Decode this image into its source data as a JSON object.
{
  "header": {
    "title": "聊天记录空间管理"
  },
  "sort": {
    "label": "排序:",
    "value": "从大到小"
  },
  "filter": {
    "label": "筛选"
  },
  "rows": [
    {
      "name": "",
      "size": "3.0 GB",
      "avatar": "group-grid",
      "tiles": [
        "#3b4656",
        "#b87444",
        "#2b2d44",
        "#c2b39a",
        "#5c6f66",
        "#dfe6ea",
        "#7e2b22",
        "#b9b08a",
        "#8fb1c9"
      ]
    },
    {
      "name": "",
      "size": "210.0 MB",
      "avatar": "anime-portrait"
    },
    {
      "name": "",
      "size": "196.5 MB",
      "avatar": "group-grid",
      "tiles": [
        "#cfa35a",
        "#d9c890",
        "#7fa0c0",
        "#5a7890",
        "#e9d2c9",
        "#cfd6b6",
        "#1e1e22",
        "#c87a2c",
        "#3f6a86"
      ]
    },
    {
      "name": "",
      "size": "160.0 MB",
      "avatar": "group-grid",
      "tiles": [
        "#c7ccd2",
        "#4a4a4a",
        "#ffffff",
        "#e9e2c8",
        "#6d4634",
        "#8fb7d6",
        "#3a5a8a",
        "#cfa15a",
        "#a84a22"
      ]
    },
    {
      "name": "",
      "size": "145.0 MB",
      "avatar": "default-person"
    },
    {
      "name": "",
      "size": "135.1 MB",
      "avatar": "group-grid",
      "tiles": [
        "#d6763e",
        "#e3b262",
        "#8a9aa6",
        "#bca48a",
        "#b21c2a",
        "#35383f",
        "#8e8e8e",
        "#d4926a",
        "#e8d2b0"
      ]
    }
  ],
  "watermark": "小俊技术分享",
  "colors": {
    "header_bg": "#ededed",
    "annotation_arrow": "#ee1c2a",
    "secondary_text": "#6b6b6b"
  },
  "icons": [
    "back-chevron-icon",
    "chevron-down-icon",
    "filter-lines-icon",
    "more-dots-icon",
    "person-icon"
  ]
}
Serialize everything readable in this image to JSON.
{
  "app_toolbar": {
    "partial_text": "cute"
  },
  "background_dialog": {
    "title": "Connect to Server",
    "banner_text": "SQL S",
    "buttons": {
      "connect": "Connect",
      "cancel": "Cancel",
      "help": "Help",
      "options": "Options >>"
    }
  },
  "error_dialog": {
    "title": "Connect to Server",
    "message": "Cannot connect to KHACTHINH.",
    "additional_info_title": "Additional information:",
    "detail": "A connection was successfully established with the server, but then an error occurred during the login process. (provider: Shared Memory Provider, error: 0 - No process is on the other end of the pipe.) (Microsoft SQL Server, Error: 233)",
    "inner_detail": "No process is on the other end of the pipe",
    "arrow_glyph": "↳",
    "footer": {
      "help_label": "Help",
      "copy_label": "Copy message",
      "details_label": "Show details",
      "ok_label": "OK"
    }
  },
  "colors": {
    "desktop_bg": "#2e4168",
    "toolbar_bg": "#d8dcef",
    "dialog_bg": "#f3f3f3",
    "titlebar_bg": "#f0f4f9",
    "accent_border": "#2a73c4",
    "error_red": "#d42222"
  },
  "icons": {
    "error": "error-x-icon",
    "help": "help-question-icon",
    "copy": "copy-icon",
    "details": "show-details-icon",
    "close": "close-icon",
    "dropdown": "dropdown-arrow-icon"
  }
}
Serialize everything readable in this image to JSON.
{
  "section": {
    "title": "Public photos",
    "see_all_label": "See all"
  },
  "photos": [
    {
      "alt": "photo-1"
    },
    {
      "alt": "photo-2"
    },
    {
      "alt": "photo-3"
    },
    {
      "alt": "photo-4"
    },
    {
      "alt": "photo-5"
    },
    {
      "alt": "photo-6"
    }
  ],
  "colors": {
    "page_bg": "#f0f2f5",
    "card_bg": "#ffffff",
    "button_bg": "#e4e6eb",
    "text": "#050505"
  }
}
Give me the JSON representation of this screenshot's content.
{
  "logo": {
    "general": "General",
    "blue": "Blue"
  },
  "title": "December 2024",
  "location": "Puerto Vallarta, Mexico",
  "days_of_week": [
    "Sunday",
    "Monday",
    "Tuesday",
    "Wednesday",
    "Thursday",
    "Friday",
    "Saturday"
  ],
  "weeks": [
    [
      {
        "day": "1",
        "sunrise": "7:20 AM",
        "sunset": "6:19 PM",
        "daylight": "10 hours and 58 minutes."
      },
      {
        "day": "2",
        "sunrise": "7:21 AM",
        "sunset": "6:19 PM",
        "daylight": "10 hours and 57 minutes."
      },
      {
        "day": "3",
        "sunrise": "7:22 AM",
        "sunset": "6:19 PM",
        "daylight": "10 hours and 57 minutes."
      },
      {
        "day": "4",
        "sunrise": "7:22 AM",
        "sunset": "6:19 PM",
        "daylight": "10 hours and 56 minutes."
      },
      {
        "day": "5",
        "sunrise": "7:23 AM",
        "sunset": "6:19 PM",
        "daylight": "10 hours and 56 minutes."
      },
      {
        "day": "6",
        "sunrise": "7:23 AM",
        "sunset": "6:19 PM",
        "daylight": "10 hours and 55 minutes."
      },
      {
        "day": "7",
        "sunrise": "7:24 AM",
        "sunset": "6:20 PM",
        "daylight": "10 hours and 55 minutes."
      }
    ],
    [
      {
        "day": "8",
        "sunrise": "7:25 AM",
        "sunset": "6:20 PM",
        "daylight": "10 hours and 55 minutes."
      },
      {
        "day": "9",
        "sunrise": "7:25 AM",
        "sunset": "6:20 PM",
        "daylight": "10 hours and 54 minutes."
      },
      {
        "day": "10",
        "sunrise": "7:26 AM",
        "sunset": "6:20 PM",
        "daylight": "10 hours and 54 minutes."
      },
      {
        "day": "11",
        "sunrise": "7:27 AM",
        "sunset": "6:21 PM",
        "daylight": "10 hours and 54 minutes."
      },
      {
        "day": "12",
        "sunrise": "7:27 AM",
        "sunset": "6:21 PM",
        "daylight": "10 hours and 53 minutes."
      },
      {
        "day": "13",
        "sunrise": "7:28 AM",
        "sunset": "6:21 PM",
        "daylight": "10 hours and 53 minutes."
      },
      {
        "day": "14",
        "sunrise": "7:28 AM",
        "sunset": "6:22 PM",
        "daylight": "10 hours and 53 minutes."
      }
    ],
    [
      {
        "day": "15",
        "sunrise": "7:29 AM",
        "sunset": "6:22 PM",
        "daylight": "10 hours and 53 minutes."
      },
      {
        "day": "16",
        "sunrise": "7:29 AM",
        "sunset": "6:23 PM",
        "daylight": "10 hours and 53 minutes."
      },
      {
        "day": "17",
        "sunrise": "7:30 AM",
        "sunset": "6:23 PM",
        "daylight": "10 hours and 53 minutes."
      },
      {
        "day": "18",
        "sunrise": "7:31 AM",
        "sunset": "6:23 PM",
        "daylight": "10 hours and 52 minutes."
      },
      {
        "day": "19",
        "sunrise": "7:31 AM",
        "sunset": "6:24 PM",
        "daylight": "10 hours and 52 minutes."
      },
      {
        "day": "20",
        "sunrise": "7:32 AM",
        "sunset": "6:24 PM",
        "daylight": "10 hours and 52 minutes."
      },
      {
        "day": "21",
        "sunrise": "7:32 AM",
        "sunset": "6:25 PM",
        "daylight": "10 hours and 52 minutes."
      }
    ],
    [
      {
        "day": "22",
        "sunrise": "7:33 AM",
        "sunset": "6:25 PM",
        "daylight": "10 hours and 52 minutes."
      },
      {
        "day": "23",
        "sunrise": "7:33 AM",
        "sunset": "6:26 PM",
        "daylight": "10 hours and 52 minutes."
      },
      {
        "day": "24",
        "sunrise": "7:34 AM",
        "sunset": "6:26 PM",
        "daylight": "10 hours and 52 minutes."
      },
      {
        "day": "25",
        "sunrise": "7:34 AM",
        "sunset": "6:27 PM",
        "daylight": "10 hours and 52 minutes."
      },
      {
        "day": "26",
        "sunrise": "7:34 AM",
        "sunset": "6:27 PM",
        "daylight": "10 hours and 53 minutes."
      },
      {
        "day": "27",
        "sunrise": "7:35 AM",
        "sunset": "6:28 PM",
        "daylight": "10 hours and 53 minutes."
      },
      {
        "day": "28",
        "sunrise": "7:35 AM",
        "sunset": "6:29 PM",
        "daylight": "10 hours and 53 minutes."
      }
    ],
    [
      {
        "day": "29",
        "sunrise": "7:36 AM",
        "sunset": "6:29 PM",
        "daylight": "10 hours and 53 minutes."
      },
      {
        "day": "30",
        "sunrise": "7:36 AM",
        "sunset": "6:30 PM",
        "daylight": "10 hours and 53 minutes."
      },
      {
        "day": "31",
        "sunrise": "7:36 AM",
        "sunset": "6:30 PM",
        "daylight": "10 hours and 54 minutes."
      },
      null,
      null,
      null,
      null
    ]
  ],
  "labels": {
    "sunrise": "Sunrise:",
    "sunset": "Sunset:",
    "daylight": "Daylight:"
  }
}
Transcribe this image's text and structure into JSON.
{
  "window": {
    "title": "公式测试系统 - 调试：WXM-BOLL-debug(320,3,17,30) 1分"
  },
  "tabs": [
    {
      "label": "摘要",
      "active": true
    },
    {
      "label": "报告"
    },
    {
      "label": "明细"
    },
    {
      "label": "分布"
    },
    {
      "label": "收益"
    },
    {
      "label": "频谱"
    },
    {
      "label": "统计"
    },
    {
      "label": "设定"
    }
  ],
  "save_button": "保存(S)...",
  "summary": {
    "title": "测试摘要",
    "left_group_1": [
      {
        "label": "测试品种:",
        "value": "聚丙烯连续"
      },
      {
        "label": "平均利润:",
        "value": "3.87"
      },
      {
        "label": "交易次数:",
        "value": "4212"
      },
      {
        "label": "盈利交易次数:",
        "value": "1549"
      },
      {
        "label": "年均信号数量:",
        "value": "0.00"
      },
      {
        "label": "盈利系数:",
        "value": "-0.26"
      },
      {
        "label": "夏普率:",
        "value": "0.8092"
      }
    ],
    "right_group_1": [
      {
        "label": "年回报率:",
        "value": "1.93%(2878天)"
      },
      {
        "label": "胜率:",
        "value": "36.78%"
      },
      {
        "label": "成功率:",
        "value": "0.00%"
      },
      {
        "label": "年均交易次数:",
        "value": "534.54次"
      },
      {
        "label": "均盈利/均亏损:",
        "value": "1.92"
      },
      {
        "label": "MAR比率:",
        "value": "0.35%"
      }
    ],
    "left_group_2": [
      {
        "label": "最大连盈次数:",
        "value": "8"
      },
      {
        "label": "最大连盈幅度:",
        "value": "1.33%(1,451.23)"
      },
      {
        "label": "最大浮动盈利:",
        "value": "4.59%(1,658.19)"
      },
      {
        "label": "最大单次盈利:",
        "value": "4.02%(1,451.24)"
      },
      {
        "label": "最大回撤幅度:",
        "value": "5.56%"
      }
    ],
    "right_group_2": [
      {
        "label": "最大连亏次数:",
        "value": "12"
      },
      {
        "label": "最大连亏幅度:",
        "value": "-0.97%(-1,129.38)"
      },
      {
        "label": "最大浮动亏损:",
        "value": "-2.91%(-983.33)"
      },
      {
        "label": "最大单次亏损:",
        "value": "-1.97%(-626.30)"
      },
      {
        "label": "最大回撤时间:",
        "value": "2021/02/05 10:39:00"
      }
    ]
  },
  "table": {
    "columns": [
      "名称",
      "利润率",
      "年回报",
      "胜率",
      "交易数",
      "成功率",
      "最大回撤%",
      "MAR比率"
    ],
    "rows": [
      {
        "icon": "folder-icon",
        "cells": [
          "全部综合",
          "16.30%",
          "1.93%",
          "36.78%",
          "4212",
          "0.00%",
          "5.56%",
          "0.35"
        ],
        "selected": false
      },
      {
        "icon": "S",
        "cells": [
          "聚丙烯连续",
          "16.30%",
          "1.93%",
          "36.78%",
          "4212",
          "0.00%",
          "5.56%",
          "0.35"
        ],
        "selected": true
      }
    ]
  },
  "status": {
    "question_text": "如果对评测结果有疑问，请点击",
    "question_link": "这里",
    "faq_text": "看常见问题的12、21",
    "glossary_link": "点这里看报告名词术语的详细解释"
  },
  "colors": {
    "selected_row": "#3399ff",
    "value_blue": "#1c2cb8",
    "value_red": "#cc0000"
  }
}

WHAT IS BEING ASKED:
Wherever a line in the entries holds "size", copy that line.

ANSWER TO THE EXERCISE:
      "size": "3.0 GB",
      "size": "210.0 MB",
      "size": "196.5 MB",
      "size": "160.0 MB",
      "size": "145.0 MB",
      "size": "135.1 MB",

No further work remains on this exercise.